As part of its Canada 150 celebration, the Township of Esquimalt has installed new interpretive signage at Fort Macaulay, a historic coastal defence fortress built in 1895 by the Royal Engineers. Signage design, construction and installation were made possible through funding from the Government of Canada.
“Providing interpretive information at Fort Macaulay has long been planned and installation during Canada 150 and in advance of Remembrance Day is very timely,” said Mayor Barbara Desjardins. “Visitors to the site can now get a fuller understanding and appreciation of the military history of this historic site.”
The signs trace the history of the Fort, which was part of the original Victoria-Esquimalt Coastal Defence Fortification System that also included Fort Rodd Hill. These coastal defences protected the west coast until after the Second World War. The signage also tells the story behind the structures and buildings that remain intact on the site.
Fort Macaulay is located within Esquimalt’s Macaulay Point Park, which the municipality has leased from the Department of National Defence (DND) since 1985. The DND provided guidance and input during the planning and design phase of the project. In 2013 Fort Macaulay was placed on the Township of Esquimalt’s Heritage Register.
In addition to the signage, a map brochure—available at Municipal Hall—has been developed as a historic guide to the site. An interpretive event is held at Fort Macaulay in late May of every year featuring military re-enactments, displays and guided tours.
Sign designer Chris Edley, local military historian Jack Bates and municipal archivist Greg Evans check out the placement of the newly installed interpretive signs at Fort Macaulay.
We acknowledge the financial support of the Government of Canada.

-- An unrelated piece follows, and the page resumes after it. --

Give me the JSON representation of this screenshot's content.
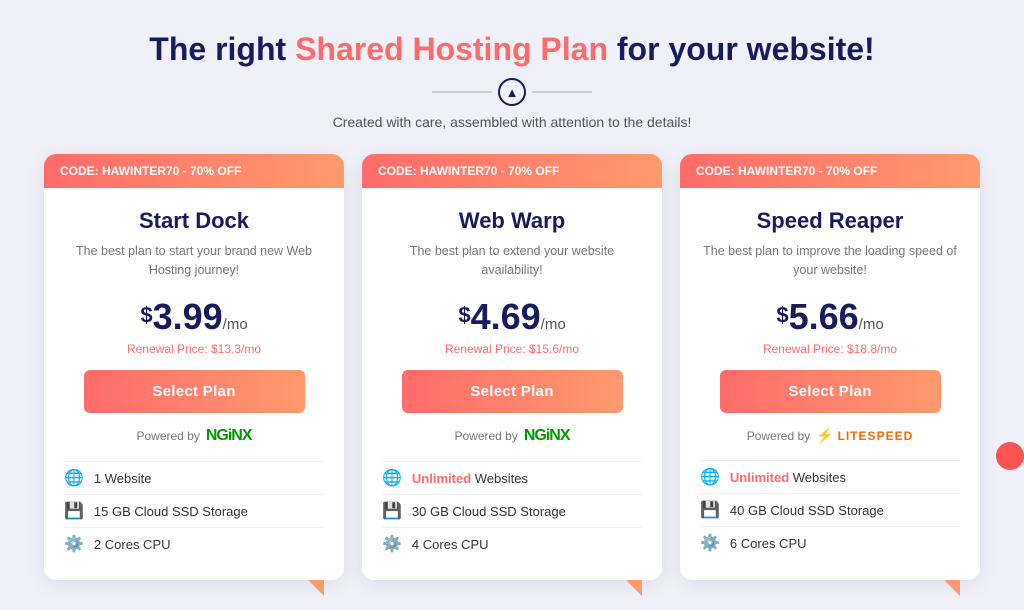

Nous reconnaissons l’appui financier du gouvernement du Canada.
For more information, please contact:
Ritchie Morrison, Communications Specialist